A major step forward would be the inclusion of industry and occupation questions on more surveys and on the electronic health records that are coming under the Affordable Care Act. As other health data are collected and surveys are done, collecting industry and occupation information will allow us to more easily see, for example, how many laborers experience hearing loss or other illnesses.
Another answer is to not use just one source of data. A truer picture can be gained from looking at several sources (such as hospital data and surveys of workers).
OSHA has been cracking down on employer underreporting and on incentive programs that discourage reporting (like safety bingo or awards for numbers of hours without a lost workday injury). But OSHA only inspects a small percentage of workplaces each year. The agency is now looking at electronic recordkeeping for OSHA logs which may ultimately make it easier to collect information and get a more accurate picture of the national data than the current BLS sample provides. OSHA is also considering requiring employers to immediately report all work-related amputations and all injuries resulting in hospitalization. Currently, immediate reporting is required only for fatalities or catastrophes involving hospitalization of three or more workers.
While all employers like to see low injury rates at their workplaces, some need to be convinced that having a truly low injury rate is better than one that just looks good on paper.
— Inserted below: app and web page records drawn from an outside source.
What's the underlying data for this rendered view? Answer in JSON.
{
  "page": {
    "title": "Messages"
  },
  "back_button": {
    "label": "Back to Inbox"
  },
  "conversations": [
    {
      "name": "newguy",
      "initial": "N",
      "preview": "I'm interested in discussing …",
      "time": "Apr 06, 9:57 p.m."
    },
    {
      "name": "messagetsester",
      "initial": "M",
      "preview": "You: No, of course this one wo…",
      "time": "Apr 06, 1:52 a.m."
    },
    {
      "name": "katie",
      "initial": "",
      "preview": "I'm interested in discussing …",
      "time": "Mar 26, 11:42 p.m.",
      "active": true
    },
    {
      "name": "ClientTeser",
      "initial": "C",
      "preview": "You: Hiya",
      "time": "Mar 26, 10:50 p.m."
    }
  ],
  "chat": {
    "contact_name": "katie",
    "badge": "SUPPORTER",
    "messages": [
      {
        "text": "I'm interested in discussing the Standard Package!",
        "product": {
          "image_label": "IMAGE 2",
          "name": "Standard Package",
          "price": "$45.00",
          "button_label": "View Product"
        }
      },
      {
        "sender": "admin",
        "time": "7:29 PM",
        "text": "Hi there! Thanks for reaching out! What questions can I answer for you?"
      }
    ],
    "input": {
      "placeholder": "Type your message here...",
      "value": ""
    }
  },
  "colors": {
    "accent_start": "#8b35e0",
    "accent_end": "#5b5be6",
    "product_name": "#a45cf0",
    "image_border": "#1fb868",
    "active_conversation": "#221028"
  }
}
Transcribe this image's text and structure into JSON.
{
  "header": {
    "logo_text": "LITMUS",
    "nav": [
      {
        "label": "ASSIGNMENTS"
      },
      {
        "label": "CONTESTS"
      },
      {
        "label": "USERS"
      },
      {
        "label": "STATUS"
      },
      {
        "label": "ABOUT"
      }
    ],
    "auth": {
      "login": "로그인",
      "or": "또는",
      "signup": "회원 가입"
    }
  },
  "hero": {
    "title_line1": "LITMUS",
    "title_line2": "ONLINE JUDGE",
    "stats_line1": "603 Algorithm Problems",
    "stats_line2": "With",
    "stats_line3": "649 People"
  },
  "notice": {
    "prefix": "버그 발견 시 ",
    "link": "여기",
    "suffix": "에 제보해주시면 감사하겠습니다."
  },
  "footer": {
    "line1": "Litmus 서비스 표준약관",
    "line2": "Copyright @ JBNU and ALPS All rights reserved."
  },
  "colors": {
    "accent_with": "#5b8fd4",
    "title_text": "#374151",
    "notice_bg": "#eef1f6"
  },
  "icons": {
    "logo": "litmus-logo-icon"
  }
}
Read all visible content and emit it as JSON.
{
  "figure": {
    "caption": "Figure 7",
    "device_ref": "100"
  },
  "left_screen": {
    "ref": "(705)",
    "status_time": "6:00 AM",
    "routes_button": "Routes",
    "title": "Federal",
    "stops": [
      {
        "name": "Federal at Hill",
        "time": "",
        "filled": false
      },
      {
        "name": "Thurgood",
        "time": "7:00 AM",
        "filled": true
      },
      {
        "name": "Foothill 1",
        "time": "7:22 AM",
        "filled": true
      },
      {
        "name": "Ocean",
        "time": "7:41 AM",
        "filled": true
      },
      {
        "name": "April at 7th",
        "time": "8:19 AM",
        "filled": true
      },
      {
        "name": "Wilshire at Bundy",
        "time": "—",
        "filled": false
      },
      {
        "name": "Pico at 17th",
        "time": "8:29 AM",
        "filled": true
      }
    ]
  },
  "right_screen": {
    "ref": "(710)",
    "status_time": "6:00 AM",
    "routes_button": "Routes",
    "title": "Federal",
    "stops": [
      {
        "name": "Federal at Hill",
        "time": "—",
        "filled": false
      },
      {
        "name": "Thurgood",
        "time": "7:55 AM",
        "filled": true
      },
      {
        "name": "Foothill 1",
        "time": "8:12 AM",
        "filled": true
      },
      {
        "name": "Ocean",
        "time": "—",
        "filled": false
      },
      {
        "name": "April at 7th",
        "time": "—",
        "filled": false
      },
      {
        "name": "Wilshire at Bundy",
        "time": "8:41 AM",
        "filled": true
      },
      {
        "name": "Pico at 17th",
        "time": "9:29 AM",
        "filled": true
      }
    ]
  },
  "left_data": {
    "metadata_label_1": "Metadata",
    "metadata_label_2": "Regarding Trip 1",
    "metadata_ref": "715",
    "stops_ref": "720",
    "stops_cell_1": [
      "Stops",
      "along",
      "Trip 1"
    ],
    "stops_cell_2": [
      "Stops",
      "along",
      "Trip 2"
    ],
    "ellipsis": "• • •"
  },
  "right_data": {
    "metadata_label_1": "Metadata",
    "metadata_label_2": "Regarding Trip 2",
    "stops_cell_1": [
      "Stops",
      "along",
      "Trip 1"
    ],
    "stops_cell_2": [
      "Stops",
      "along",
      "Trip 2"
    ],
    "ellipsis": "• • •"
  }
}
It may be harder to achieve, but in the long run, it is better for both their employees and their bottom lines. Encouraging reporting of injuries may seem counterproductive, but only by knowing the true picture of injuries can an employer begin to figure out how to prevent them. The next step is even harder. As injuries decline and there are fewer to count, there are also fewer from which to learn. Then, it is necessary to urge the reporting of close calls or near misses. These are almost-accidents or accidents waiting to happen. Looking at the nature and causes of close calls will provide even more of a boost toward injury prevention.
Employers and OSHA pay attention to the numbers. What gets counted counts. This is why it is so important to get the numbers right. Otherwise, we could be wasting effort on minor problems and not paying attention to big ones. Quantifying this problem accurately may also help garner more public support for occupational safety and health and for OSHA; support that is desperately needed in these tough economic times.
[Scott Schneider is the LHSFNA's Occupational Safety and Health Division Director.]